***** Records shown *****
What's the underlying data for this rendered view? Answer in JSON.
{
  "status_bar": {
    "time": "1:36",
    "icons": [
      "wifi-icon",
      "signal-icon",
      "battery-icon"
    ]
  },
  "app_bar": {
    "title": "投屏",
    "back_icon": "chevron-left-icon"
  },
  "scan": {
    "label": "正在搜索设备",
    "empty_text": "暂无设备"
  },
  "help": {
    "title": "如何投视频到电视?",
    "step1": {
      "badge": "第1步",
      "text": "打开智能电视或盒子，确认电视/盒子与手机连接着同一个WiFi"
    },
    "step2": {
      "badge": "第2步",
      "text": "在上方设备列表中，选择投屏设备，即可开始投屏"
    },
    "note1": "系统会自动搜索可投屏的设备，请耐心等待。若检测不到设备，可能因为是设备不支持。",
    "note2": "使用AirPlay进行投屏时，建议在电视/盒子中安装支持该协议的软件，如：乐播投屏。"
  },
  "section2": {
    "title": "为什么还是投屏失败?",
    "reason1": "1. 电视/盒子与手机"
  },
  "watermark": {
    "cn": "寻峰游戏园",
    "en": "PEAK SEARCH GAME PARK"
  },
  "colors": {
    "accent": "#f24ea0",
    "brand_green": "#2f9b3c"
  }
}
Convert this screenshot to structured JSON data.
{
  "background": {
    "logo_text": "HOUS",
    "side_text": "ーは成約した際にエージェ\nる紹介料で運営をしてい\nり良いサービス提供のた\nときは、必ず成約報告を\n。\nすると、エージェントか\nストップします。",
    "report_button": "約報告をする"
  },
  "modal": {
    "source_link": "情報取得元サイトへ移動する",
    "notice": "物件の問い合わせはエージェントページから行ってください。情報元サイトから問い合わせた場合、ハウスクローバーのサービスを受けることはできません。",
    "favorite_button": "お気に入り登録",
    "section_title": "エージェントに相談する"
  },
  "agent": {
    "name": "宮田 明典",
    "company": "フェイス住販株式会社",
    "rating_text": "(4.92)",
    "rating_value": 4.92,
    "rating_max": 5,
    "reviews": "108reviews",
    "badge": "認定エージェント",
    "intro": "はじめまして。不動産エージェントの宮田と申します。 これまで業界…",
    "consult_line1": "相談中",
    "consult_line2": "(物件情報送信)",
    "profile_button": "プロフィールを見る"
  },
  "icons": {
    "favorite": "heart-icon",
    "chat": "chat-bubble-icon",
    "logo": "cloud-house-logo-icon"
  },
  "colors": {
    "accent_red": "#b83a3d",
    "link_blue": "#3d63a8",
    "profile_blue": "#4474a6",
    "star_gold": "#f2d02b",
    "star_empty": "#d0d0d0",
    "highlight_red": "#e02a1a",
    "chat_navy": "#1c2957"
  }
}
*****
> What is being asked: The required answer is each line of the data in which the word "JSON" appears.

> Exercise output:
What's the underlying data for this rendered view? Answer in JSON.
Convert this screenshot to structured JSON data.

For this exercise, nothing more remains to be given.